= Your task =
Every line below that carries the word "data" needs to be copied.

= Extracted material =

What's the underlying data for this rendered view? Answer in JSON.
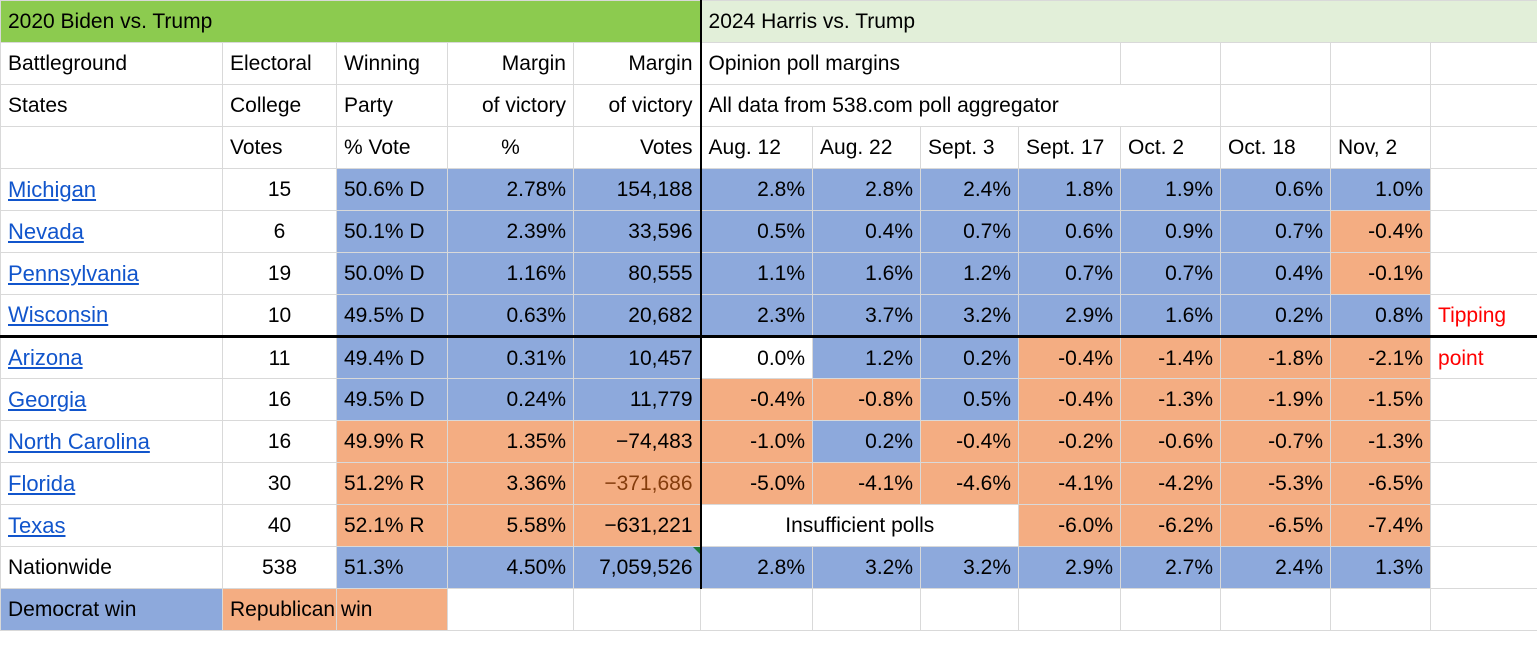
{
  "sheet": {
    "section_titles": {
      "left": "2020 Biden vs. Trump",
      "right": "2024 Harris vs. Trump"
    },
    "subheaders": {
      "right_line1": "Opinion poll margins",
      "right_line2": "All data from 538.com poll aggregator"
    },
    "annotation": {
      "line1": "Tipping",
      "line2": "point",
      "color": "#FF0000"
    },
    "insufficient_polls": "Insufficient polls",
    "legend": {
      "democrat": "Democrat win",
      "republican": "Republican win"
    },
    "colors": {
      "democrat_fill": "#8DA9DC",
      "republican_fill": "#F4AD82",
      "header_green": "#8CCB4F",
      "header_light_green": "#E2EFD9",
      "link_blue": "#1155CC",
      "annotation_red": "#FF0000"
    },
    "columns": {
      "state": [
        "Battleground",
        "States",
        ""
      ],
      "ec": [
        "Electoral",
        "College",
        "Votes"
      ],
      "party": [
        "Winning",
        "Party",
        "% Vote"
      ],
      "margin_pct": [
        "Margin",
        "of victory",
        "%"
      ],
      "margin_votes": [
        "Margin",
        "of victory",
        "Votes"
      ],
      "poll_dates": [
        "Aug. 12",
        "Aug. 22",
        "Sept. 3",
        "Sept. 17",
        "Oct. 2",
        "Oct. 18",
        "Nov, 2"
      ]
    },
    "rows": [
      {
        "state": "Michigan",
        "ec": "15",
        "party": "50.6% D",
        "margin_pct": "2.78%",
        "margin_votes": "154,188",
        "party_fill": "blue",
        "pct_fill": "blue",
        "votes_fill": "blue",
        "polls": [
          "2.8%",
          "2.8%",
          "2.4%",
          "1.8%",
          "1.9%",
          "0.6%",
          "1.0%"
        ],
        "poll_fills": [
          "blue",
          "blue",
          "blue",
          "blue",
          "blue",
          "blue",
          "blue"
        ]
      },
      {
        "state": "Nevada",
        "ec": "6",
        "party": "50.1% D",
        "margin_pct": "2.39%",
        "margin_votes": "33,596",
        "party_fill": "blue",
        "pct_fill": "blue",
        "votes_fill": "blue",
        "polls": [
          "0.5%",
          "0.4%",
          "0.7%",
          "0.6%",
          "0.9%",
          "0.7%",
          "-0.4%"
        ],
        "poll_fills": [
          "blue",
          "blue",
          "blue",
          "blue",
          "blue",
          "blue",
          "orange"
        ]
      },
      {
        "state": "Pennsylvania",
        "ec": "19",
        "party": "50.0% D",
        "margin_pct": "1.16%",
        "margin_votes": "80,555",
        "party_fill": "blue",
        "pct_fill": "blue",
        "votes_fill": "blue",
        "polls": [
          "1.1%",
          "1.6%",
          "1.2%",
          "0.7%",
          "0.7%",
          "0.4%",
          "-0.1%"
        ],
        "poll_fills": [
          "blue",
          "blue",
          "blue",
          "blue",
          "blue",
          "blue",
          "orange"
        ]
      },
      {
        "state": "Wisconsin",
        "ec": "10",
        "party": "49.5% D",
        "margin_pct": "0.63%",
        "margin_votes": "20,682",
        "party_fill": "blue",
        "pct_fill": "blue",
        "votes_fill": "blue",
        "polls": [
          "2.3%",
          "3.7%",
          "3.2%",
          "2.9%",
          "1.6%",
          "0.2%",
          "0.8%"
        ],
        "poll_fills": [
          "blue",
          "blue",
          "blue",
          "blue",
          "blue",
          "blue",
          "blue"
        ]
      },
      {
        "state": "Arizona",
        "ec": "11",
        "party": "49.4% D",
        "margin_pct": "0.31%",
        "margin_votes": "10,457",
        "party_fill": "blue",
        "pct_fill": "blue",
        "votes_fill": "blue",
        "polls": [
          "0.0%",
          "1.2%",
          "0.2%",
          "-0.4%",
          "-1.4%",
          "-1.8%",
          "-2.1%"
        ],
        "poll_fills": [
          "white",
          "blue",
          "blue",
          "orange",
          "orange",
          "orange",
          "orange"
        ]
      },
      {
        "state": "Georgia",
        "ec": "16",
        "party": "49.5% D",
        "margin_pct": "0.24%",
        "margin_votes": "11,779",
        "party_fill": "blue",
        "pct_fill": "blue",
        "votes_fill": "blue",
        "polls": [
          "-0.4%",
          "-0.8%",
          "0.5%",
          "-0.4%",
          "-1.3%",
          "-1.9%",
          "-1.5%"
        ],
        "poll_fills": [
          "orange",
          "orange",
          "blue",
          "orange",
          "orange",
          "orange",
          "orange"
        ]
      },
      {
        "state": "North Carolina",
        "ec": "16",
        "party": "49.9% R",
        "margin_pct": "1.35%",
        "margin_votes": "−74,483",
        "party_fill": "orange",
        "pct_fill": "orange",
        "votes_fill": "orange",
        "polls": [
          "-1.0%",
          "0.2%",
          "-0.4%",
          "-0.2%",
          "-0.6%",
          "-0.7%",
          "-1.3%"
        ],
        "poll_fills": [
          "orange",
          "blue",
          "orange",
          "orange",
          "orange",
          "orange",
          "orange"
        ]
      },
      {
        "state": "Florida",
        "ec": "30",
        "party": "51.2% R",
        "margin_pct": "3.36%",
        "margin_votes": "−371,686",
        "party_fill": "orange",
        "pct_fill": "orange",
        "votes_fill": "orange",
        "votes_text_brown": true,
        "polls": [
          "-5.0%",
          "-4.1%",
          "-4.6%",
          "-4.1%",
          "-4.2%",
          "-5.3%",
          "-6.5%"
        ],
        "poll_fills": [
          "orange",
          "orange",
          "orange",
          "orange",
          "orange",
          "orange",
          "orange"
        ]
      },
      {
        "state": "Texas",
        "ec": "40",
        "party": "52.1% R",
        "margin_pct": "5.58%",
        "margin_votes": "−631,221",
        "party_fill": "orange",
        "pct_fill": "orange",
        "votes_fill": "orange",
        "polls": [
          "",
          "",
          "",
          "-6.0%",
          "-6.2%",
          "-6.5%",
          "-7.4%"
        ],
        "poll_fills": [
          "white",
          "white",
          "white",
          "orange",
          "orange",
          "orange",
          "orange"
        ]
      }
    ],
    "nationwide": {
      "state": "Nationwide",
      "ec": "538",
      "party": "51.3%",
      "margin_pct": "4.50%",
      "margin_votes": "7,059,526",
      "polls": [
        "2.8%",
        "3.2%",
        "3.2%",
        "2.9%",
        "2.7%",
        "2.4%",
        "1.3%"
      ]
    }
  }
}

= Exercise solution =
What's the underlying data for this rendered view? Answer in JSON.
      "right_line2": "All data from 538.com poll aggregator"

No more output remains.